More for the Middle

 

    Senator Jeff Klein Calls for Middle Class Tax Cuts and Increases on Higher Income Earners


    RWDSU Supports Klein Tax Proposal


    NEW YORK-In the midst of legislative negotiations to fill the $14 billion dollar NYS budget gap, Deputy Majority Leader, Senator Jeff Klein released a progressive tax proposal which would provide middle class tax cuts with stimulating  the economy.


    Klein's proposal doubles the standard deduction for every type of tax filer and provides a tax cut in the form of a debit card to ensure spending (the standard deduction is a dollar amount reduced from one's total taxable income, thereby reducing their tax liability). Currently, a single person with an adjusted gross income of $60,000 can deduct $7,500 from their income, resulting in taxes on $52,500 of the filer's income rather than $60,000. Under the Senator's plan, the standard deduction would increase to $15,000 for a single person, resulting in taxes on $45,000 of the filer's income rather than $60,000.

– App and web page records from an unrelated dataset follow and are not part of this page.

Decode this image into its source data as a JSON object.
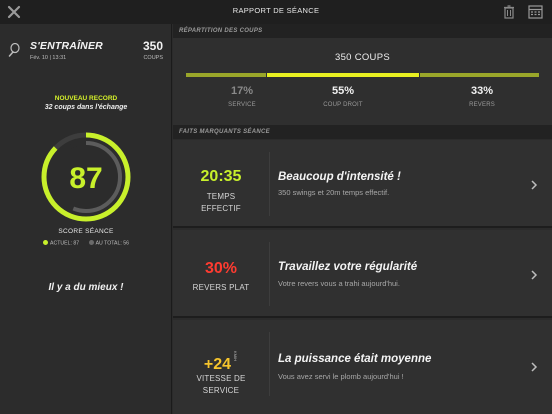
{
  "header": {
    "title": "RAPPORT DE SÉANCE"
  },
  "session": {
    "type": "S'ENTRAÎNER",
    "date": "Fév. 10 | 13:31",
    "shots_count": "350",
    "shots_label": "COUPS",
    "record_title": "NOUVEAU RECORD",
    "record_text": "32 coups dans l'échange",
    "score": "87",
    "score_label": "SCORE SÉANCE",
    "legend_current": "ACTUEL: 87",
    "legend_total": "AU TOTAL: 56",
    "verdict": "Il y a du mieux !",
    "score_value": 87,
    "total_value": 56
  },
  "distribution": {
    "section_title": "RÉPARTITION DES COUPS",
    "total": "350 COUPS",
    "items": [
      {
        "pct": "17%",
        "label": "SERVICE",
        "share": 17
      },
      {
        "pct": "55%",
        "label": "COUP DROIT",
        "share": 55
      },
      {
        "pct": "33%",
        "label": "REVERS",
        "share": 33
      }
    ]
  },
  "highlights": {
    "section_title": "FAITS MARQUANTS SÉANCE",
    "cards": [
      {
        "metric": "20:35",
        "label_line1": "TEMPS",
        "label_line2": "EFFECTIF",
        "title": "Beaucoup d'intensité !",
        "desc": "350 swings et 20m temps effectif."
      },
      {
        "metric": "30%",
        "label_line1": "REVERS PLAT",
        "label_line2": "",
        "title": "Travaillez votre régularité",
        "desc": "Votre revers vous a trahi aujourd'hui."
      },
      {
        "metric": "+24",
        "unit": "KM/H",
        "label_line1": "VITESSE DE",
        "label_line2": "SERVICE",
        "title": "La puissance était moyenne",
        "desc": "Vous avez servi le plomb aujourd'hui !"
      }
    ]
  },
  "colors": {
    "accent_green": "#c8f02b",
    "accent_red": "#ff3b30",
    "accent_yellow": "#f5c42c",
    "gauge_track": "#3d3d3d"
  }
}
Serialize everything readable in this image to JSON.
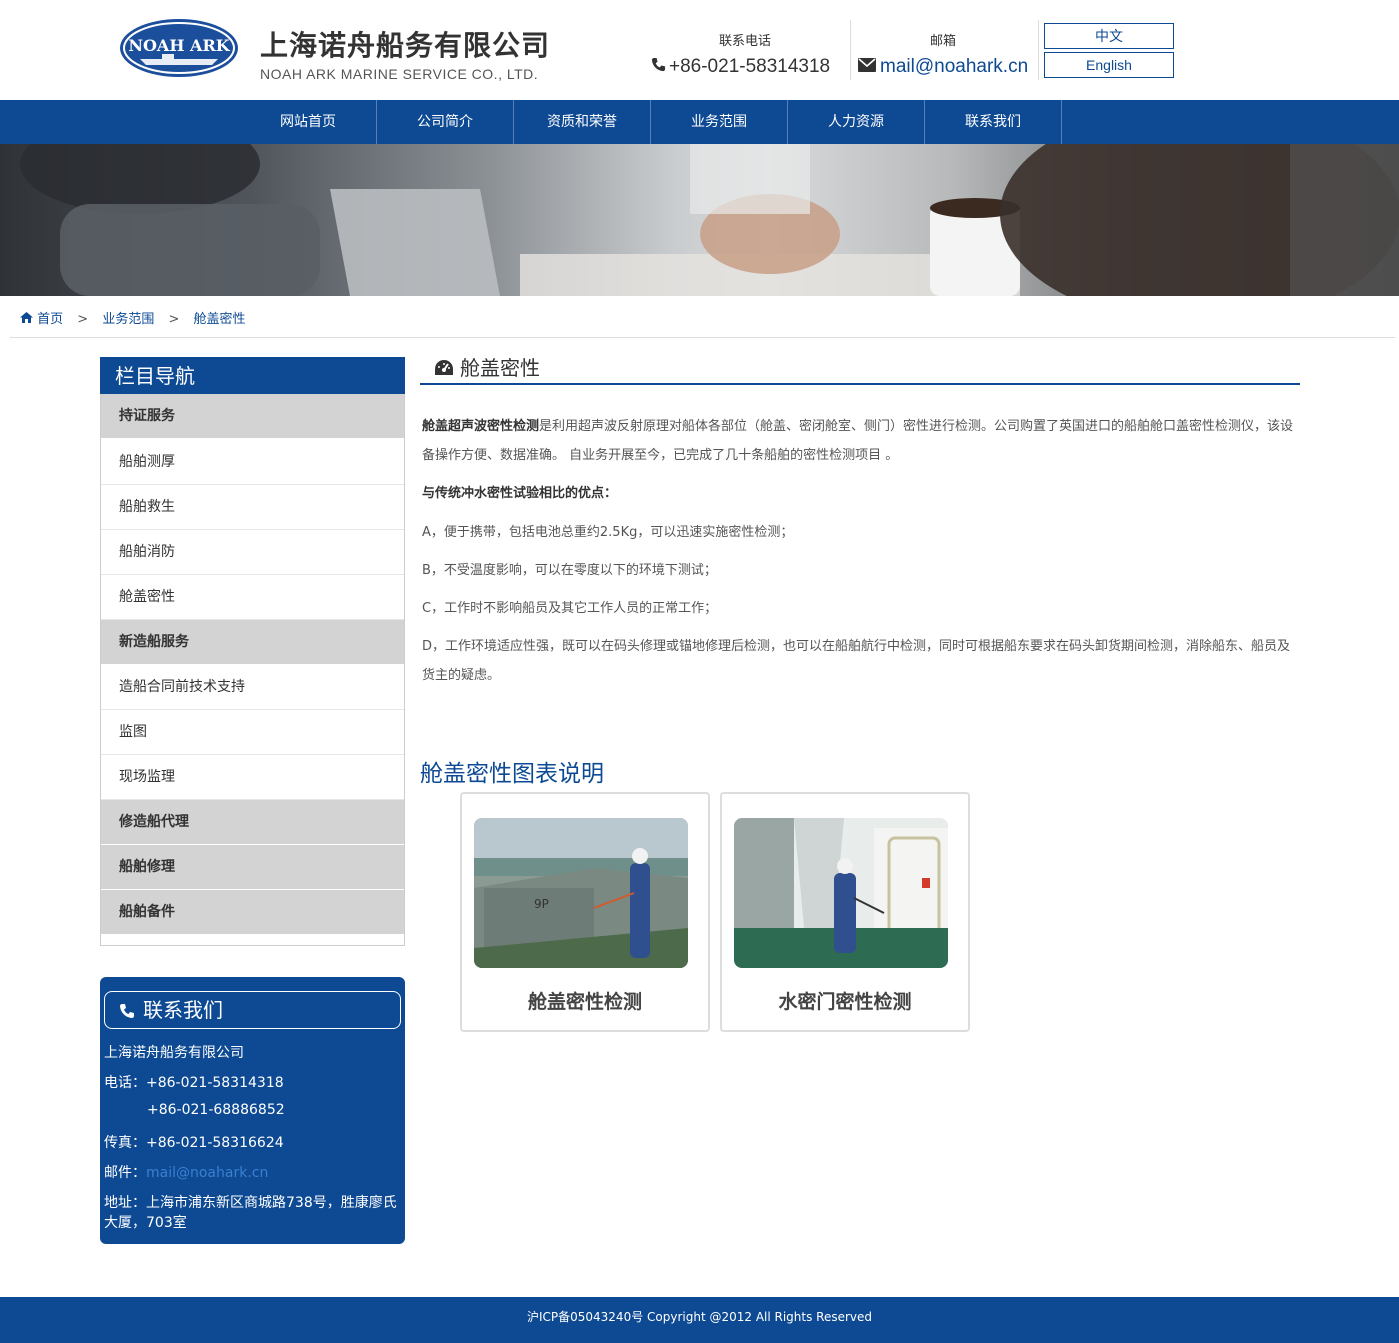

    "This is an opportunity to reform an antiquated tax system and start a conversation about creating a system which is more fair and equitable. We need to provide real relief and recovery for middle income New Yorkers who need it the most, while at the same time seeking solutions to generate revenue," said Klein

     

    Klein's proposal also increases taxes on individuals making more than 250K/year with rates increasing from 6.85 to 8.97 percent for millionaires and 10.3 percent for income above $3 million.


    Whether single married or retired, households making less than 250K would receive tax cuts ranging from $466 to $1,165 in the form of a debit card. Individuals will be able to use the debit card as they would a gift card- solely for spending, thereby stimulating the economy. The cards will have an expiration date in 2009, as determined by the Dept. of Taxation and Finance, with unspent money reverting back to the state.


    An example of the current NYS Personal Income Tax rate structure is as follows: an individual earning just over $20,000 a year would pay the same marginal tax rate (6.85%) on their last dollar earned as a millionaire would (6.85%). A married couple filing jointly earning just over $40,000 a year would be taxed at the same marginal rate (6.85 percent) on their last dollar earned as a couple making $10 million.


    The state income tax was once much more progressive, with very wealthy New Yorkers paying a much greater proportion of their income in taxes than middle-class taxpayers.

    In 1972, New York State had a PIT with 14 different brackets ranging from 2 percent to 15 percent. Since then, changes to the income tax have gradually made the personal income tax flatter, ultimately resulting in today's narrow rate range of 4-6.85 percent. This movement toward a regressive income tax has benefited wealthy New Yorkers.


    "This is the beginning of the conversation about a short-term solution and long-term recovery. In the short-term we've got to jump start this economy, but the key to long-term stability is creating a tax code that is fair for all New Yorkers."